• _GOAL OF THE EXERCISE_:
Your task is to copy every line below that contains the word "配送関連".

Entries from a dataset of interfaces
* * * *
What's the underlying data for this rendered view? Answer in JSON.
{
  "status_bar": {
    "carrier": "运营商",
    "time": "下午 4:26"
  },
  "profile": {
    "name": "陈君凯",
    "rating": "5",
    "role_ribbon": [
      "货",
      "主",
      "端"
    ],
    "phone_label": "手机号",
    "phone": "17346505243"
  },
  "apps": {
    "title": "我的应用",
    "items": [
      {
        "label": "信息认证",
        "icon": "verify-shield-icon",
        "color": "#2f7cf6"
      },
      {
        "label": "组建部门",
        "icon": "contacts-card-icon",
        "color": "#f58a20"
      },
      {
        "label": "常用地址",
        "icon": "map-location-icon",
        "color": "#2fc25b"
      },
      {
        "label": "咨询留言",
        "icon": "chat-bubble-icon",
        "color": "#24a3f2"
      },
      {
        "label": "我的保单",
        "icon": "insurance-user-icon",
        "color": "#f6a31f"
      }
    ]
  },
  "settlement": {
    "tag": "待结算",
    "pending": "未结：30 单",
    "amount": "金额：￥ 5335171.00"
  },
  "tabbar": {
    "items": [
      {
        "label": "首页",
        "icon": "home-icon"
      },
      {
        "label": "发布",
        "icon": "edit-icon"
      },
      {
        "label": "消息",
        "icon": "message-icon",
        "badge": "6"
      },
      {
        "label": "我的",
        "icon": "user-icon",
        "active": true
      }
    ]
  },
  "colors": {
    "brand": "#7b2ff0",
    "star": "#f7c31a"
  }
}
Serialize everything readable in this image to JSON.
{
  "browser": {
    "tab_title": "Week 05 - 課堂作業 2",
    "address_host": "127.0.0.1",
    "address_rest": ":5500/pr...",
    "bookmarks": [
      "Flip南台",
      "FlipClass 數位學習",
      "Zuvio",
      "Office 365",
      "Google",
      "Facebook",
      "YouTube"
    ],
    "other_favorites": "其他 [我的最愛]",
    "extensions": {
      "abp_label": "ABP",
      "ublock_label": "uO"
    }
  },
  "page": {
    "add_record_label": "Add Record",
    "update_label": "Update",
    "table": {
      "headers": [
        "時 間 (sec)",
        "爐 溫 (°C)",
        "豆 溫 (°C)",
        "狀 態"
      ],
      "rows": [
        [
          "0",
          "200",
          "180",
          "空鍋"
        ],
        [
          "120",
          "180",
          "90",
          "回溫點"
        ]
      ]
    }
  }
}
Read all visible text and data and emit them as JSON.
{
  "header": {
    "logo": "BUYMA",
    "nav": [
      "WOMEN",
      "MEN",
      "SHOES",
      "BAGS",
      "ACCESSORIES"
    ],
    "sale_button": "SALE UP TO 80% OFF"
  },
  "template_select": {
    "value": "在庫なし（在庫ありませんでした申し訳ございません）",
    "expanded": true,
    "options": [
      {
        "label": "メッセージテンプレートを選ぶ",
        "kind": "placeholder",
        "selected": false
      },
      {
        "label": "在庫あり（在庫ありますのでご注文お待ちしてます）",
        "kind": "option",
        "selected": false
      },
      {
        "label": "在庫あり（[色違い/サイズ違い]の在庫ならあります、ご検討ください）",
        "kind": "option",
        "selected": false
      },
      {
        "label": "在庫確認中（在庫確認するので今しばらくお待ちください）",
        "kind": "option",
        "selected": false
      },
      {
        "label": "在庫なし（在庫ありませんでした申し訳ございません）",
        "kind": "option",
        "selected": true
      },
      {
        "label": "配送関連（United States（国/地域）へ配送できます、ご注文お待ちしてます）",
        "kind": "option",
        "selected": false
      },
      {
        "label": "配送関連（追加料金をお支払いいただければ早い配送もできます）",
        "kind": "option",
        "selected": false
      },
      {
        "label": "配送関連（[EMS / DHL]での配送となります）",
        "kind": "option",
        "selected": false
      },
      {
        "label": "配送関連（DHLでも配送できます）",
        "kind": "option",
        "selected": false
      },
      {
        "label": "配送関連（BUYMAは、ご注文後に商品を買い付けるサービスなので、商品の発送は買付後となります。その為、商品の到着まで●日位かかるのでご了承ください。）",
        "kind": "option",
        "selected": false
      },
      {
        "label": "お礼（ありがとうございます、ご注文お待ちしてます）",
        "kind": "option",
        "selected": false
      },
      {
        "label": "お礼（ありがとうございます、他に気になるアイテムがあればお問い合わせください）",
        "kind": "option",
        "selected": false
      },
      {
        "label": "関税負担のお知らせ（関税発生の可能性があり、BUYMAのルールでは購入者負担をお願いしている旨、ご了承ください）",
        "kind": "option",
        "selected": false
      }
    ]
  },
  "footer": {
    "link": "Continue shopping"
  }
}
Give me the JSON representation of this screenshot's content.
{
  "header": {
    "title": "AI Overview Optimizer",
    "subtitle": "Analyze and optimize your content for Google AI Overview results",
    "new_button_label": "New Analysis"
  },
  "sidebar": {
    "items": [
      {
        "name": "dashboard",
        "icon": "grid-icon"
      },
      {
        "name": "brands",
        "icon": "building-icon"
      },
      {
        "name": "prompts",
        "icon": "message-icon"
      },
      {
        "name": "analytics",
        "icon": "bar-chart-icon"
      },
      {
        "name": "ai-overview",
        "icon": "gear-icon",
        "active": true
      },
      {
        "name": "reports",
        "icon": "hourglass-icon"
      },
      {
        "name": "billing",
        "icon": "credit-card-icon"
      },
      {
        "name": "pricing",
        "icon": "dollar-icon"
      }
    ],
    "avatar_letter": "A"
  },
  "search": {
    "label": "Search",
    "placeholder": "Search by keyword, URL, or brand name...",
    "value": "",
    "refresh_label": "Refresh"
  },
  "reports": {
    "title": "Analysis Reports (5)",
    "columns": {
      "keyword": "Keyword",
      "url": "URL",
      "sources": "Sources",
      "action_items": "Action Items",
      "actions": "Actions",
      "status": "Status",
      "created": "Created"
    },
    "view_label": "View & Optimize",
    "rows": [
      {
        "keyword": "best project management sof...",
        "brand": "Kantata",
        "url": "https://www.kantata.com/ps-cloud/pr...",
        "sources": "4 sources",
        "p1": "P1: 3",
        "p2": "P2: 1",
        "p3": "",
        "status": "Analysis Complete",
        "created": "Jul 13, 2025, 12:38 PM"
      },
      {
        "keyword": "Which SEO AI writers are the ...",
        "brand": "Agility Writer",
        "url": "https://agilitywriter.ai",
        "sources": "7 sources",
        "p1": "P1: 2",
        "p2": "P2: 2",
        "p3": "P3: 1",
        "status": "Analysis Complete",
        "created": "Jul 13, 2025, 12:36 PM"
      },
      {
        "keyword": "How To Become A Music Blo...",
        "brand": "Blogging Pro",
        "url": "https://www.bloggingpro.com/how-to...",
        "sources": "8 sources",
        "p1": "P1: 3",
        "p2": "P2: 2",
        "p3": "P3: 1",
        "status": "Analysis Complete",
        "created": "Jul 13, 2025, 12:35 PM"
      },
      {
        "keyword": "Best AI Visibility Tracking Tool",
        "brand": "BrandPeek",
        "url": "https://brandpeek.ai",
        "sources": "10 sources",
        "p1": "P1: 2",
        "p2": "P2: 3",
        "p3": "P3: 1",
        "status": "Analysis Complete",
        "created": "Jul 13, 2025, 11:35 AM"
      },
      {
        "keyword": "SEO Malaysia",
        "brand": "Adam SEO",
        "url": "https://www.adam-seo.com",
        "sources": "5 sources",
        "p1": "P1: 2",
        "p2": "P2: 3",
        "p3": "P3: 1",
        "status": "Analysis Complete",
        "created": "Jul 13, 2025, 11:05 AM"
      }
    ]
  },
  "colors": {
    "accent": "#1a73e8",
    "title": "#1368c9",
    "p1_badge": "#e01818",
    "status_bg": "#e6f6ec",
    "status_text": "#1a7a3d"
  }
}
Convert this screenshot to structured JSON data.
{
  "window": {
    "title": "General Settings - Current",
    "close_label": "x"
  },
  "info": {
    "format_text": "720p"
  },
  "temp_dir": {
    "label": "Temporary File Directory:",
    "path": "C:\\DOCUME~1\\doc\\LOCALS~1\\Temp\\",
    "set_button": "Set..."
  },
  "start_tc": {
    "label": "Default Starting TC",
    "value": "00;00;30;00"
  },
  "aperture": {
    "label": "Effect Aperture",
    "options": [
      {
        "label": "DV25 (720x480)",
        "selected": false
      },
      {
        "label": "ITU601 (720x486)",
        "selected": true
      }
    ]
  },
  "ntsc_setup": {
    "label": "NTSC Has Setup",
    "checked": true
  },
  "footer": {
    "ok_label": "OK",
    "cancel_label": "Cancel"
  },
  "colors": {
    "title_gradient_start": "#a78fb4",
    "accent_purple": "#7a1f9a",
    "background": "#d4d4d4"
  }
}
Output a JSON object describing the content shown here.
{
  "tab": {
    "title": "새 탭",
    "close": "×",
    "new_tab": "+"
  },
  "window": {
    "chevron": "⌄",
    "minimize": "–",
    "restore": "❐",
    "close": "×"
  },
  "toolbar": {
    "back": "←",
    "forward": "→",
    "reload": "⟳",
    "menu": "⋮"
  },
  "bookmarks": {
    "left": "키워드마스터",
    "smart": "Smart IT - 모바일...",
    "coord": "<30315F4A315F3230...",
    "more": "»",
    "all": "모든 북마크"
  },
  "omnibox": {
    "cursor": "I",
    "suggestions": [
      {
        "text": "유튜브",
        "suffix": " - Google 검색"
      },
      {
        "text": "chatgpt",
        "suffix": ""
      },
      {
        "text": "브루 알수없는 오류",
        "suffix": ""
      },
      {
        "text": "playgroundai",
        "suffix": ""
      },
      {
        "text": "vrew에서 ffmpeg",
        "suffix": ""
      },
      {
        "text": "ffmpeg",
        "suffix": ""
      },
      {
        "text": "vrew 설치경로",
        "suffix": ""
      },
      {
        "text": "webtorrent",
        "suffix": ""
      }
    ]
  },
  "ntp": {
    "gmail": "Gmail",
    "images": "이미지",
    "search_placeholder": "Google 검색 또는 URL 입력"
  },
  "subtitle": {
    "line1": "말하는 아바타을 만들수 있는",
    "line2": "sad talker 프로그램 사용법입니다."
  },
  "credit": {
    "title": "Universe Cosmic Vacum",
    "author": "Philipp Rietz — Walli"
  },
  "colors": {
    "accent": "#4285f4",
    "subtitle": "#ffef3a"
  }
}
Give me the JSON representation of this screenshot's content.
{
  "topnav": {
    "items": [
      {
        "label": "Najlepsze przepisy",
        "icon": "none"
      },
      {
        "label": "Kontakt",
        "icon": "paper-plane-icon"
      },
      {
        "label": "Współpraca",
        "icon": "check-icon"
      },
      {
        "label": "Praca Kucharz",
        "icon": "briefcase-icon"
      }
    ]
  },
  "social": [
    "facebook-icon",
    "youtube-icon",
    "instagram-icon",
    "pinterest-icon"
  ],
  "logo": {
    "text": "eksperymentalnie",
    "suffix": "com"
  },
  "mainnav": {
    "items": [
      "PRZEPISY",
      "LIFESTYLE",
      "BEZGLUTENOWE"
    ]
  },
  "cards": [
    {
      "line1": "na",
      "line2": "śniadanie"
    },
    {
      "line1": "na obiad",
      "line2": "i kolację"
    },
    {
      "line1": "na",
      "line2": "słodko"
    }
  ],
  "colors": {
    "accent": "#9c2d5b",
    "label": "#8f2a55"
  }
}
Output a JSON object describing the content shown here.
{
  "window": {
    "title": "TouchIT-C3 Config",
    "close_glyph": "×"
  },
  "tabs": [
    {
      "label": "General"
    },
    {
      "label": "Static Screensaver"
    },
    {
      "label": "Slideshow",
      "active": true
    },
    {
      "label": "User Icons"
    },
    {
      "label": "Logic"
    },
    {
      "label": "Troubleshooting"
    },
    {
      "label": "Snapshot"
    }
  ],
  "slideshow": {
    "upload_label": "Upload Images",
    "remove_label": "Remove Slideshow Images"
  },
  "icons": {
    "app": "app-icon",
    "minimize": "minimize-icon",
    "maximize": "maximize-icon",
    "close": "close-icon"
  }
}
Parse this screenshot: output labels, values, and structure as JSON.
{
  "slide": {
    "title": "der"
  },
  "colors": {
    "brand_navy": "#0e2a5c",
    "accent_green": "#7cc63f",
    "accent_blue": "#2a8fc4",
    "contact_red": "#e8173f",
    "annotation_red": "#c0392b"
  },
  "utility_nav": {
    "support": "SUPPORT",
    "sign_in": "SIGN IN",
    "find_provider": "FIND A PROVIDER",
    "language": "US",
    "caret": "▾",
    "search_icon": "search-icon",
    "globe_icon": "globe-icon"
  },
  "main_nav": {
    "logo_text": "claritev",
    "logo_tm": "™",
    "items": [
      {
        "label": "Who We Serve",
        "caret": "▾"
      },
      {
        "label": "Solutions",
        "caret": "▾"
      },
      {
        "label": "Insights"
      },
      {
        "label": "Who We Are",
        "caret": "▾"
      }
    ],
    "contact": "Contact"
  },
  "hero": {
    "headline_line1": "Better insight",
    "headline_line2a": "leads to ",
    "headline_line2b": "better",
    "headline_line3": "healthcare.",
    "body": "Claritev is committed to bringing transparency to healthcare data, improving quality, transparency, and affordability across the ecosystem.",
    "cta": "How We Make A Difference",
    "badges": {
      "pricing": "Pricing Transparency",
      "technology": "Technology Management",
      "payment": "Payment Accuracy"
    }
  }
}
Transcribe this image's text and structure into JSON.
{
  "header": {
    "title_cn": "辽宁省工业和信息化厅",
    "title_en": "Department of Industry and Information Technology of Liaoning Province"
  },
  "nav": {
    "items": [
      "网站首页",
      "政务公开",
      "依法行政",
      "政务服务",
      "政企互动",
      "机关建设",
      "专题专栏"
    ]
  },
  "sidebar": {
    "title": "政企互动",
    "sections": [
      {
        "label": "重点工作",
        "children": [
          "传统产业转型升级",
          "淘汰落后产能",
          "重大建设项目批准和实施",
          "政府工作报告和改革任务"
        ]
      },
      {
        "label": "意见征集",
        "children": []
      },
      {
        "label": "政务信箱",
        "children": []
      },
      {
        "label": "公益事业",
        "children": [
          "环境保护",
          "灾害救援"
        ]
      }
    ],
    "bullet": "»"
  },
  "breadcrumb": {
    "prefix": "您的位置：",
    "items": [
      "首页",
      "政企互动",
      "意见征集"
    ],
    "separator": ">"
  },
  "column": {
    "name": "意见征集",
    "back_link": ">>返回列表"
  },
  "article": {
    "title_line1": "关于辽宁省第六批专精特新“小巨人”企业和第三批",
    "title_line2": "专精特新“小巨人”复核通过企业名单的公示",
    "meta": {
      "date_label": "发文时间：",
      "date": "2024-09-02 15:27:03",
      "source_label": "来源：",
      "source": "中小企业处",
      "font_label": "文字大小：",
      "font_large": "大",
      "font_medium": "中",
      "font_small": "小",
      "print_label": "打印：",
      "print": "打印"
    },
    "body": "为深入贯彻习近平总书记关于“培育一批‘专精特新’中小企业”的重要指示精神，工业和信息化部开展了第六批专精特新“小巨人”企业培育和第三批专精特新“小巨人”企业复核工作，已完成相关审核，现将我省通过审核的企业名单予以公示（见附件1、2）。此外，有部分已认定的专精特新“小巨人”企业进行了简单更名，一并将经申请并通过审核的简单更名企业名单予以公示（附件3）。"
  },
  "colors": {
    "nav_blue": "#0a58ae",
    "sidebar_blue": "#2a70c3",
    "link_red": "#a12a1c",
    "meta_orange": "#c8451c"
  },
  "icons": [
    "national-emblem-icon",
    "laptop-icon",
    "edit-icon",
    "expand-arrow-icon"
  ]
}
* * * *
• _ANSWER SECTION_:
        "label": "配送関連（United States（国/地域）へ配送できます、ご注文お待ちしてます）",
        "label": "配送関連（追加料金をお支払いいただければ早い配送もできます）",
        "label": "配送関連（[EMS / DHL]での配送となります）",
        "label": "配送関連（DHLでも配送できます）",
        "label": "配送関連（BUYMAは、ご注文後に商品を買い付けるサービスなので、商品の発送は買付後となります。その為、商品の到着まで●日位かかるのでご了承ください。）",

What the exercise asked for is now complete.